My research has always focused on Georgiana Molloy and John Molloy but no-one lives in isolation; the wider circle of their family, friends and others who influenced their lives has turned out to be huge. After all, we’re looking at several generations and a time when it was usual for a couple to have many children, and marry perhaps several times if they were widowed.

It would be impossible to include details here about all the interesting individuals whose lives touched the world of the Molloys but there are several people that I often get asked about. If you’ve read the book and wondered, ‘”Whatever happened to…?” then I hope you’ll find some answers here as I add information over the coming months, perhaps with the help of readers who can fill some of the gaps and add to this archive of genealogical data. So, here’s a bit more about…

Molloy & Mangles

It’s a bit late for an update on the last year’s work but I really have been busy on other writerly things – not to mention the rolling wave of visitors who all come in January to escape the European winter. First, very good news, a new book being published later this year that will […]

A woman’s story: Kitty Ludlow

The story of Mildred Kitty Ludlow is a sad one but it’s not so different from that of many other female servants during the early colonial settlement of Western Australia. Georgiana Molloy’s diaries and letters tell us about the last years of Kitty’s life and reveal some of Georgiana’s own personal views and values. I  […]

New research: an astronomical evening

  ‘Astronomy, universally acknowledged the most sublime and interesting of those sciences which admit of popular illustration, is doubly valuable for its powerful influence and effect in the general improvement of the human mind.’ Horace Wellbeloved on Mr Walker’s Astronomical lecture 1826 Since my biography of Georgiana Molloy’s life was published, I’ve been working nearly […]

On this day

Living in Western Australia’s far southwest means that we are always aware of the changes in season. Like Georgiana, I grew up in Britain and whenever I think about what she was doing at different times of year, I know that she, too, would always have thought about the differences between the climate here and […]

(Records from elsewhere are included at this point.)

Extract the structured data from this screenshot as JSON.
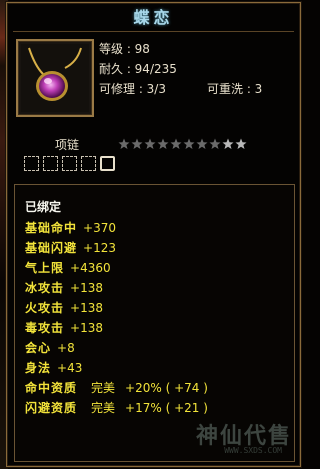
{
  "item": {
    "name": "蝶恋",
    "type_label": "项链",
    "level_text": "等级 : 98",
    "durability_text": "耐久 : 94/235",
    "repairable_text": "可修理 : 3/3",
    "rewashable_text": "可重洗 : 3",
    "stars_filled": 8,
    "stars_total": 10,
    "gem_slots": 5
  },
  "attributes": {
    "bound": "已绑定",
    "lines": [
      {
        "name": "基础命中",
        "value": "+370"
      },
      {
        "name": "基础闪避",
        "value": "+123"
      },
      {
        "name": "气上限",
        "value": "+4360"
      },
      {
        "name": "冰攻击",
        "value": "+138"
      },
      {
        "name": "火攻击",
        "value": "+138"
      },
      {
        "name": "毒攻击",
        "value": "+138"
      },
      {
        "name": "会心",
        "value": "+8"
      },
      {
        "name": "身法",
        "value": "+43"
      }
    ],
    "quality": [
      {
        "name": "命中资质",
        "grade": "完美",
        "value": "+20% ( +74 )"
      },
      {
        "name": "闪避资质",
        "grade": "完美",
        "value": "+17% ( +21 )"
      }
    ]
  },
  "watermark": {
    "text": "神仙代售",
    "url": "WWW.SXDS.COM"
  },
  "colors": {
    "title": "#a8d8ea",
    "attribute": "#f2e33a",
    "text": "#e8e0cc",
    "border": "#8a6a3a"
  }
}
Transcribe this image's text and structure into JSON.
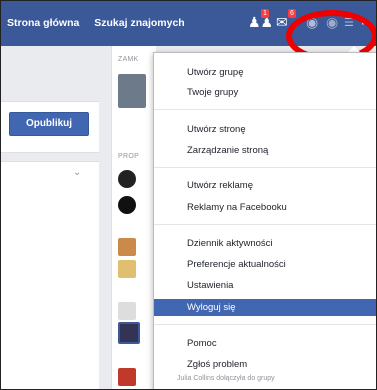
{
  "topbar": {
    "nav": [
      "Strona główna",
      "Szukaj znajomych"
    ],
    "badges": {
      "friends": "1",
      "messages": "6"
    }
  },
  "left": {
    "publish_label": "Opublikuj"
  },
  "mid": {
    "label_top": "ZAMK",
    "label_mid": "PROP"
  },
  "menu": {
    "items": [
      "Utwórz grupę",
      "Twoje grupy",
      "Utwórz stronę",
      "Zarządzanie stroną",
      "Utwórz reklamę",
      "Reklamy na Facebooku",
      "Dziennik aktywności",
      "Preferencje aktualności",
      "Ustawienia",
      "Wyloguj się",
      "Pomoc",
      "Zgłoś problem"
    ],
    "active_index": 9
  },
  "bottom_text": "Julia Collins dołączyła do grupy",
  "colors": {
    "brand": "#3b5998",
    "highlight": "#4267b2",
    "annotation": "#ee0000"
  }
}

2nd May 1830: a reading

A hundred and eighty-seven years ago today, Captain and Mrs Molloy arrived here in Australia’s far southwest aboard the Emily Taylor, part of a small group of settlers from Britain. A few days later, Georgiana moved into a tent on the riverbank, unaware that the baby she was expecting, her first, was due to arrive […]

Georgiana’s birthplace

In December, I said I’d post some more video and that got a few ‘thumbs up’ so here it is. The quality isn’t great because the file size has to be greatly reduced to upload on here but it will give you a short overview of the place where Georgiana Molloy was born in 1805. I’m kept […]

A letter from Georgiana

I’ve escaped from the project that’s kept me busy for the last eighteen months and now it’s time to get back to the ‘to-do’ list from last year. It’s been months since I said I’d post some transcriptions so apologies for rather a long delay! In 1831, Georgiana wrote to her good friend, the elderly Mrs […]

John Molloy and the emperor

This sketch, archived among the papers of John Molloy, Georgiana’s husband who was the Government resident in Augusta and Busselton, had always puzzled me. There’s not much doubt that it’s a representation of Napoleon Bonaparte. You can read about my first thoughts here. It took a long time but earlier this year I got much […]

Layers of history

“Often have I laid in bed on board and thought of you all with my eyes shut and could, for the moment, fancy myself at Rosneath.” Georgiana Molloy 1829   When I was at school I was taught that history was a fixed thing, an accumulation of dates and facts that could be learned and […]

From Regency to Victorian

I often talk about combining empathy and imagination with factual evidence when writing about history because that’s what works for me. The story of an individual becomes real when I can picture them clearly going about the everyday tasks in life. That’s just imagination but empathy adds something extra, the ingredient that allows a writer […]